### Exercise description
Below are some records. Pull every line that contains the word "object".

(Data extracted from a collection)
********************

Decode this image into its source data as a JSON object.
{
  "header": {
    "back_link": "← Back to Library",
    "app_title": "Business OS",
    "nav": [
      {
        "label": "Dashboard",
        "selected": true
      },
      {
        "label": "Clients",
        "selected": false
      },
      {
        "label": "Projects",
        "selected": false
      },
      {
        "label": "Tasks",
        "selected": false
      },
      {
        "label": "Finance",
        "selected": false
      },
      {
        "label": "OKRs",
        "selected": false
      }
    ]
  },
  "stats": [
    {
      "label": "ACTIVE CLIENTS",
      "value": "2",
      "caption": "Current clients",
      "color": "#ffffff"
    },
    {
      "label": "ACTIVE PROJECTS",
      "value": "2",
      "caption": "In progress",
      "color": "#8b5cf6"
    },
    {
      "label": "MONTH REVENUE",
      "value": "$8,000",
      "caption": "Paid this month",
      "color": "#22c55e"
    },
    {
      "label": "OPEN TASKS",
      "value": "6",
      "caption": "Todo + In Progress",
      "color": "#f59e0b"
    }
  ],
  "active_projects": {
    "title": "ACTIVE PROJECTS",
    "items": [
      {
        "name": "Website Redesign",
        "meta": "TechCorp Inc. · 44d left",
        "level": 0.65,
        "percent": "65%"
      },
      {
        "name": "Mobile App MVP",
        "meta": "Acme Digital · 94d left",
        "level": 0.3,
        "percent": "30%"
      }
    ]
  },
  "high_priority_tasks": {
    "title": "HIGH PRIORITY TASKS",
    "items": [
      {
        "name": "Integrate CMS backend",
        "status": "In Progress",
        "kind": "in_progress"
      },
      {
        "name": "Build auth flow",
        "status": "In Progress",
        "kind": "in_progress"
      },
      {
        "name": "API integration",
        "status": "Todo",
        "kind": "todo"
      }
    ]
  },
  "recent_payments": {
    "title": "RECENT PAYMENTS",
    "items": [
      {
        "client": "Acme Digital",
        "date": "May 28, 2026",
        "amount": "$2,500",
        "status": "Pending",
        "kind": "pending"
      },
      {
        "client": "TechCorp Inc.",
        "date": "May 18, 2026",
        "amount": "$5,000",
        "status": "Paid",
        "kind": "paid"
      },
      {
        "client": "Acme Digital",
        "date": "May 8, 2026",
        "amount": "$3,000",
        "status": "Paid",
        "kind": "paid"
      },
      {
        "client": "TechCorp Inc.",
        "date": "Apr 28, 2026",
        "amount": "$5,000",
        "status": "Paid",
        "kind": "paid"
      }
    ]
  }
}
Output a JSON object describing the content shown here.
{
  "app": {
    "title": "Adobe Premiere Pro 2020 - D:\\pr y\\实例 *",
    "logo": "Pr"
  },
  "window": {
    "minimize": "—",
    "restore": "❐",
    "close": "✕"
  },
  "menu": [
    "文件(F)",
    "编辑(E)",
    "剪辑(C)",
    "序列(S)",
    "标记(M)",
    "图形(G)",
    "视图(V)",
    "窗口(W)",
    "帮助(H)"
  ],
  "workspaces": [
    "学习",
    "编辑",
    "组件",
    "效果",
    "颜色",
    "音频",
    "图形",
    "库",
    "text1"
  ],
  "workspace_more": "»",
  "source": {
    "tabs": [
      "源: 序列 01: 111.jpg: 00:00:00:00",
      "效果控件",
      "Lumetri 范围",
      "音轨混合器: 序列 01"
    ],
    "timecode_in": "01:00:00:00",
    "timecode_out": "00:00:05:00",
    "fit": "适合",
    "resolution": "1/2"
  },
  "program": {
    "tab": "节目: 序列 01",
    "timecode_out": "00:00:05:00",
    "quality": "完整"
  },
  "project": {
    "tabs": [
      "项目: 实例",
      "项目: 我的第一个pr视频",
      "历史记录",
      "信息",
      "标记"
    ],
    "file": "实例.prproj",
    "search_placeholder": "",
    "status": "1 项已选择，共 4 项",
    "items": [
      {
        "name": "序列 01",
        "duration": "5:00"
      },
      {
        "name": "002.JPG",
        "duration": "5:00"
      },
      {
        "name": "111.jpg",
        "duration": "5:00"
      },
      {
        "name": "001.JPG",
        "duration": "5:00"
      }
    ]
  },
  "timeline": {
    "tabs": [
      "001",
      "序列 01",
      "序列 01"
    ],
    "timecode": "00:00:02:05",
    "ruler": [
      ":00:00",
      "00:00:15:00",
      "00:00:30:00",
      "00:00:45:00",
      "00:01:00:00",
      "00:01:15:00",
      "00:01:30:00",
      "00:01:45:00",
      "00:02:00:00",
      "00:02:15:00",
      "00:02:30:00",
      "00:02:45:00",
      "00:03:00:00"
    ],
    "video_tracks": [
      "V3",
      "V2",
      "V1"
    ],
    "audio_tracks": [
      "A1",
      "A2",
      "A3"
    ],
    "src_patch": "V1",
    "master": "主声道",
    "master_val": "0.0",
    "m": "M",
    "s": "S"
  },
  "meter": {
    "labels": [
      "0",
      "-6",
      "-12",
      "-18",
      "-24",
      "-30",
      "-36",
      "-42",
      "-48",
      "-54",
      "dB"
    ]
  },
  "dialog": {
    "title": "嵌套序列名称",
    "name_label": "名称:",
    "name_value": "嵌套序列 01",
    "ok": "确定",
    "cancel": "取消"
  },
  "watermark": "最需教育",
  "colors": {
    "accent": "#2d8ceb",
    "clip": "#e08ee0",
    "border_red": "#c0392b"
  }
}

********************

### Your response
Decode this image into its source data as a JSON object.
Output a JSON object describing the content shown here.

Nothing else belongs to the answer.